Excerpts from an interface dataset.
══════════════════════════════

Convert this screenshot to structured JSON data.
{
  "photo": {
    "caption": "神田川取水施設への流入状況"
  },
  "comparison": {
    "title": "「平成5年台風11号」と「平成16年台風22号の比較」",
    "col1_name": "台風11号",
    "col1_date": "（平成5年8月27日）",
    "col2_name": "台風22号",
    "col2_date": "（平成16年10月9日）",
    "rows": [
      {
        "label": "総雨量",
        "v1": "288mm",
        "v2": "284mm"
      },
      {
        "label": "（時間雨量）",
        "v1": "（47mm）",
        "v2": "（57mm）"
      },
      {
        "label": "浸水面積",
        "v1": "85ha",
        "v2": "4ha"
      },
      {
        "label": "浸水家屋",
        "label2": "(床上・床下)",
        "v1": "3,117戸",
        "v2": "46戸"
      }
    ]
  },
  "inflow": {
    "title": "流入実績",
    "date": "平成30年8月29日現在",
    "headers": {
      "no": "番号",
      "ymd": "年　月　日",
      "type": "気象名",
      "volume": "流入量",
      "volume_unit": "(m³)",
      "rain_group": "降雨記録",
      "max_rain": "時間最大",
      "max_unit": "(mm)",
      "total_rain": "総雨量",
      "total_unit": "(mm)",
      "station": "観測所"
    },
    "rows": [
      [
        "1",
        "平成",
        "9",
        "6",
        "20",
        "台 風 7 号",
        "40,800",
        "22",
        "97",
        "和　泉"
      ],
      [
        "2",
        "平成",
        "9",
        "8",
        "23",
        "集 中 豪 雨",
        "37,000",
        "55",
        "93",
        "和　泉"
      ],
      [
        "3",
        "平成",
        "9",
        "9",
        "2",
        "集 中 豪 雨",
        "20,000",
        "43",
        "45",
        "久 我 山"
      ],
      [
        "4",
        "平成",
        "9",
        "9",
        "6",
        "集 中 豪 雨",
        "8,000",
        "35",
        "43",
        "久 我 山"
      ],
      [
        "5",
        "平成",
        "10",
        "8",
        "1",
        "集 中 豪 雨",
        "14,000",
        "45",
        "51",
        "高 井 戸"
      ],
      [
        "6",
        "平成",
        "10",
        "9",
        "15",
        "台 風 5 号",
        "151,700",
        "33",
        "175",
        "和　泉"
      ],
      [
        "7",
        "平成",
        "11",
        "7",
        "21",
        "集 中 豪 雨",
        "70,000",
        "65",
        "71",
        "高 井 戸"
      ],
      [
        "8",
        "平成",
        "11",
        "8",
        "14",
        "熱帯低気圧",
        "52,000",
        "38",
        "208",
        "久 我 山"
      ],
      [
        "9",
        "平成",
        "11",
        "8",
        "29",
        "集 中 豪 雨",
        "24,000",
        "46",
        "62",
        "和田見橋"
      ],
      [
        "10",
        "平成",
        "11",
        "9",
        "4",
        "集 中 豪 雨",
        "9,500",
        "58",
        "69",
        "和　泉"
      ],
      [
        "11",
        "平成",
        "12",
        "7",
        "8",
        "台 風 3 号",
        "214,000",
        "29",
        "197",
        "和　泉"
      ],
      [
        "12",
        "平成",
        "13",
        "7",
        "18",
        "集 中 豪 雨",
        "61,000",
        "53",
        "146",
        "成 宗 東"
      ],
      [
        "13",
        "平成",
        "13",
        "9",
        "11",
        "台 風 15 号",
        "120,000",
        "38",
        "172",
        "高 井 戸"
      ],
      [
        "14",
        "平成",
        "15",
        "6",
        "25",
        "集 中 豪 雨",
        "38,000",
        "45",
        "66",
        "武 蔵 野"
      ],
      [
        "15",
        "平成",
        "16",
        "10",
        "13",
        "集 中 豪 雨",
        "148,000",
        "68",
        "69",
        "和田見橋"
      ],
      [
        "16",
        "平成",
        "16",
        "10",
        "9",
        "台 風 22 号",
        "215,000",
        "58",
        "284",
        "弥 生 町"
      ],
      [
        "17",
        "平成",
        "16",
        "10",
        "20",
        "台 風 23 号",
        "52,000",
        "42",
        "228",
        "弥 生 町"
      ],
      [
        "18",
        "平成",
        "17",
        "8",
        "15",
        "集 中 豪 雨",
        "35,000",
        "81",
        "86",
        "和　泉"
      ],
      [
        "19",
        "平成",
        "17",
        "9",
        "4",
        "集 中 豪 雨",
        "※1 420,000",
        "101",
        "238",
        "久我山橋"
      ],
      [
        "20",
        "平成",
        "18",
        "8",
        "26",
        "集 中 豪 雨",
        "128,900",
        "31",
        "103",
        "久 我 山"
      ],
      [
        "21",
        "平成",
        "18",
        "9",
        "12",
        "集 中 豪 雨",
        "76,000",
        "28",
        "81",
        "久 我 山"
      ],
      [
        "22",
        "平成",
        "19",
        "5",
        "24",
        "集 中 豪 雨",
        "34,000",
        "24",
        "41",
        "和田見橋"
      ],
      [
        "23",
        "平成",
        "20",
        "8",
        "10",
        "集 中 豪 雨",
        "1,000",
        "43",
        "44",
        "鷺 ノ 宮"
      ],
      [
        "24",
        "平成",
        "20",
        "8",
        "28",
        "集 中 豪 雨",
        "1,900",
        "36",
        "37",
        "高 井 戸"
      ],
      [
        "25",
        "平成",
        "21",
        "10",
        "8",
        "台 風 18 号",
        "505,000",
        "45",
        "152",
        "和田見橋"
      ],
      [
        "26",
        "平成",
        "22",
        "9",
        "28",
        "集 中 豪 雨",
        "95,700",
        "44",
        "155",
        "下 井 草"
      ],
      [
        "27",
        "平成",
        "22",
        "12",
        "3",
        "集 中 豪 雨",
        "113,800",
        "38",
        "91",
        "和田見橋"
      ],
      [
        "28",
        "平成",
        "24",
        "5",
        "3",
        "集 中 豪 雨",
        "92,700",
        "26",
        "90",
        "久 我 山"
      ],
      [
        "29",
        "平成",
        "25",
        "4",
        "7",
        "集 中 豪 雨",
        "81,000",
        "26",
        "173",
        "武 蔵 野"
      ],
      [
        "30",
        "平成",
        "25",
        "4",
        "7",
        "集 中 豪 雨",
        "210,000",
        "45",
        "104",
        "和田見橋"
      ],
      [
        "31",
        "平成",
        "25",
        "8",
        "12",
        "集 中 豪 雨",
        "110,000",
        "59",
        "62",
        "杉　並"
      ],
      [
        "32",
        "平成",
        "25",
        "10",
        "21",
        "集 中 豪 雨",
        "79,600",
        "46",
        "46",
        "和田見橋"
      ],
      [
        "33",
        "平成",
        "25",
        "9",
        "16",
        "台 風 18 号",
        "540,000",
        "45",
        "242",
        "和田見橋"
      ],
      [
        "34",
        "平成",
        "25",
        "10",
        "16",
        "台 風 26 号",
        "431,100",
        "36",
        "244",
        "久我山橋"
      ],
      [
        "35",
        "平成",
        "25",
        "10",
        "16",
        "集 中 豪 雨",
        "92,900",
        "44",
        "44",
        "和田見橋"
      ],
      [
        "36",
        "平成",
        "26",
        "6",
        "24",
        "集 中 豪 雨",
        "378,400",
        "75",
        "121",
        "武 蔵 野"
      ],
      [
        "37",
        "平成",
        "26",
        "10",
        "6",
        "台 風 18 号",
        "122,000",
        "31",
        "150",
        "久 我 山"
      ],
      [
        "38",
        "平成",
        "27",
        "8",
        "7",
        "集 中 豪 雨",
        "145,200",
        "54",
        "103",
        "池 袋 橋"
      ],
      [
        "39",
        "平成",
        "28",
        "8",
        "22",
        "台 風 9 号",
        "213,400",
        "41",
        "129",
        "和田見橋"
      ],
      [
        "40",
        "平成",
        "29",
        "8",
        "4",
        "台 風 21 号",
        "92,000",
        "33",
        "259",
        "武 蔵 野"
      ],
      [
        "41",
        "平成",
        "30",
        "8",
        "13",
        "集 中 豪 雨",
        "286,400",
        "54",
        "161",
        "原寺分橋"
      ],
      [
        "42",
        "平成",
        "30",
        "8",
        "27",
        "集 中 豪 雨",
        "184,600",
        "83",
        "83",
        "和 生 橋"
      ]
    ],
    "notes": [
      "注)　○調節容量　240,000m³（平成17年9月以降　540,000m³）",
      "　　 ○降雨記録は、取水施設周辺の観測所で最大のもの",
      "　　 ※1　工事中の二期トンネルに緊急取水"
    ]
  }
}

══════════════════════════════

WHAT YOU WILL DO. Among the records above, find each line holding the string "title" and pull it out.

RESPONSE TO THIS EXERCISE.
    "title": "「平成5年台風11号」と「平成16年台風22号の比較」",
    "title": "流入実績",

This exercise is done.